Supreme Court Enforces Prior-Leave Requirement for Suing Court-Appointed Receivers - Parks Chesin & Walbert
2300
post-template-default,single,single-post,postid-2300,single-format-standard,ajax_fade,page_not_loaded,,select-theme-ver-4.1,wpb-js-composer js-comp-ver-5.3,vc_responsive

Supreme Court Enforces Prior-Leave Requirement for Suing Court-Appointed Receivers

In Considine v. Murphy, No. S14G1202, 2015 WL 3447839 (Ga. June 1, 2015), the Georgia Supreme Court decided that trial courts lack jurisdiction to decide a “separate lawsuit” brought against a court-appointed receiver without prior leave of the court by which the receiver was appointed.

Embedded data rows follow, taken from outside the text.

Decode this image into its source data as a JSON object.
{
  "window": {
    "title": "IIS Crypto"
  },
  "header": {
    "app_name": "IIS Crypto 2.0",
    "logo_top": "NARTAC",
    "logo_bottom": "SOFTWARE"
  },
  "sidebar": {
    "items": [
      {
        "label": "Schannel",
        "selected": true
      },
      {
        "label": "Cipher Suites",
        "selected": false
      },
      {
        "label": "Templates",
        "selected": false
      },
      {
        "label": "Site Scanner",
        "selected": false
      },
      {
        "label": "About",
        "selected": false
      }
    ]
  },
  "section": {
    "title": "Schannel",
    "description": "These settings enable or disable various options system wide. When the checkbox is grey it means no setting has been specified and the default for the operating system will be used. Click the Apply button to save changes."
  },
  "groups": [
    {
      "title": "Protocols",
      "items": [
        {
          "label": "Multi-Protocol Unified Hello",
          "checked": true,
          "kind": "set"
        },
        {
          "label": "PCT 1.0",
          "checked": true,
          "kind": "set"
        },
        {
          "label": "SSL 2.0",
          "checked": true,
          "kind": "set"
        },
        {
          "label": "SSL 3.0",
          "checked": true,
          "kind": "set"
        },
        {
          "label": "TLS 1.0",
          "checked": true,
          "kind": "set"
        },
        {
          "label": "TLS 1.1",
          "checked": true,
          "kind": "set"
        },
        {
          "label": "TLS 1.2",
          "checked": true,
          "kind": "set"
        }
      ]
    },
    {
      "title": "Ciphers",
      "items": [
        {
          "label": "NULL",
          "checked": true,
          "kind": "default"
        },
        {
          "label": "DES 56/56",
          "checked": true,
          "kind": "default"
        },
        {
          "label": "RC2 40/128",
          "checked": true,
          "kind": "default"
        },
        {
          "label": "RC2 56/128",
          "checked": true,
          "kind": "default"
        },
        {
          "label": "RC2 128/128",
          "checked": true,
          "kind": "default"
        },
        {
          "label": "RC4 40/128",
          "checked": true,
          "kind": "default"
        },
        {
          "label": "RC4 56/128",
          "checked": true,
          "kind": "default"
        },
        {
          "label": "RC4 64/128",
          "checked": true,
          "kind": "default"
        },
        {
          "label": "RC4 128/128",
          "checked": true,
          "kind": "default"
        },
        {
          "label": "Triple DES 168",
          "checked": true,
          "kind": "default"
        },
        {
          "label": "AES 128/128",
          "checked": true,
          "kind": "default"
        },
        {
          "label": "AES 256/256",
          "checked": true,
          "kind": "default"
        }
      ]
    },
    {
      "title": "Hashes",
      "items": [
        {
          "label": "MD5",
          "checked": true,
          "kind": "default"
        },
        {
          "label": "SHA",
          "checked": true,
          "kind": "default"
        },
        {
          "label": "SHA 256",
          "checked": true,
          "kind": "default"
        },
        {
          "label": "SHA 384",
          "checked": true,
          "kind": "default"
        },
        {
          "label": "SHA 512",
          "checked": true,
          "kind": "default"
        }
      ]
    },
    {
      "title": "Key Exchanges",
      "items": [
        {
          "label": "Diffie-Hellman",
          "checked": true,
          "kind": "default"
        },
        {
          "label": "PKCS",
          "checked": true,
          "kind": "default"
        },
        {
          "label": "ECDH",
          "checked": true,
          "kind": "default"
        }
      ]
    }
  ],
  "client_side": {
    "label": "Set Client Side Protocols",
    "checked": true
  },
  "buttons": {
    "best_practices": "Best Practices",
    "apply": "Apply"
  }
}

In Considine, a business dispute resulted in Considine suing her business partner in the Superior Court of Cherokee County.  After the court entered a consent order determining that appointment of a receiver was necessary to preserve the property of the business during litigation, Murphy was appointed as receiver.  The Consent Order specified that:

The Receiver shall not be liable to the parties hereto for any losses, liabilities, expenses, claims, damages, or demands arising out of or in connection with said performance, except for gross negligence or willful misconduct, as determined by a Court of competent jurisdiction.

While Considine’s lawsuit was still pending and without obtaining prior approval from the Cherokee County Superior Court, Considine filed a separate lawsuit in the same court against Murphy alleging claims of gross negligence and breach of fiduciary duty, among others, based on Murphy’s alleged mismanagement of the receivership.  Considine initially dismissed the lawsuit voluntarily, but then re-filed the lawsuit in the same court, again without seeking prior approval.  Murphy moved to dismiss for lack of subject matter jurisdiction, arguing that as a court-appointed receiver, he was entitled to official immunity.  After the trial court dismissed Considine’s claims and the Court of Appeals reversed and remanded on notice grounds, the trial court again granted Murphy’s motion to dismiss based on official immunity, which Considine again appealed.  This time around, the Court of Appeals affirmed, noting that Murphy, as a court-appointed receiver, was performing discretionary duties and Considine had not overcome that immunity by showing Murphy acted with actual malice.

Thereafter, the Supreme Court granted Certiorari to address two questions with which it was “particularly concerned”:

(1) Under what circumstances is a court-appointed receiver entitled to immunity from suit?, and (2) Did the Court of Appeals err in affirming the trial court’s order granting the motion to dismiss based on a failure to present evidence of actual malice?

The Court ultimately decided it need not address either question to resolve the case.  After beginning its discussion by noting that that pursuant to O.C.G.A. § 9-8-8(a), a receiver is an “an officer and servant of the court appointing him, is responsible to no other tribunal than the court, and must in all things obey its direction,” the court dusted off the 140 year-old “Barton doctrine,” under which “[i]t is a general rule that before suit [of any kind] is brought against a receiver leave of the court by which he was appointed must be obtained.”  See id. at *2 (citing Barton v. Barbour, 104 U.S. 126, 128, 26 L.Ed. 672 (1881); Bugg v. Consol. Grocery Co., 155 Ga. 550, 555, 118 S.E. 56 (1923)).

Explaining that the Barton doctrine’s prior-leave requirement is an issue of subject matter jurisdiction in Georgia courts, the Court held that Considine’s failure to obtain prior leave to sue Murphy, even in the same court by which he was appointed, stripped the court of subject matter jurisdiction over a “separate lawsuit” against the receiver.  The Court rejected Considine’s argument that the trial court’s Consent Order pre-authorized leave to sue the receiver, noting that the order only contemplated the types of claims that the business owners might be able to bring against the receiver, rather than authorization to bring a separate lawsuit against the receiver without leave.  Thus, the Court found it unnecessary to reach the issue of official immunity and affirmed the decision as right-for-any-reason.

As archaic as they may seem, certain procedural laws can condemn a lawsuit at its inception.  The Considine opinion is a prime example of why it is highly recommended to seek the advice of an experienced attorney who can make sure your lawsuit is properly filed.  The attorneys at Parks, Chesin & Walbert are here to make sure your rights are protected – contact our firm today at (404) 873-8000 or firm@pcwlawfirm.com.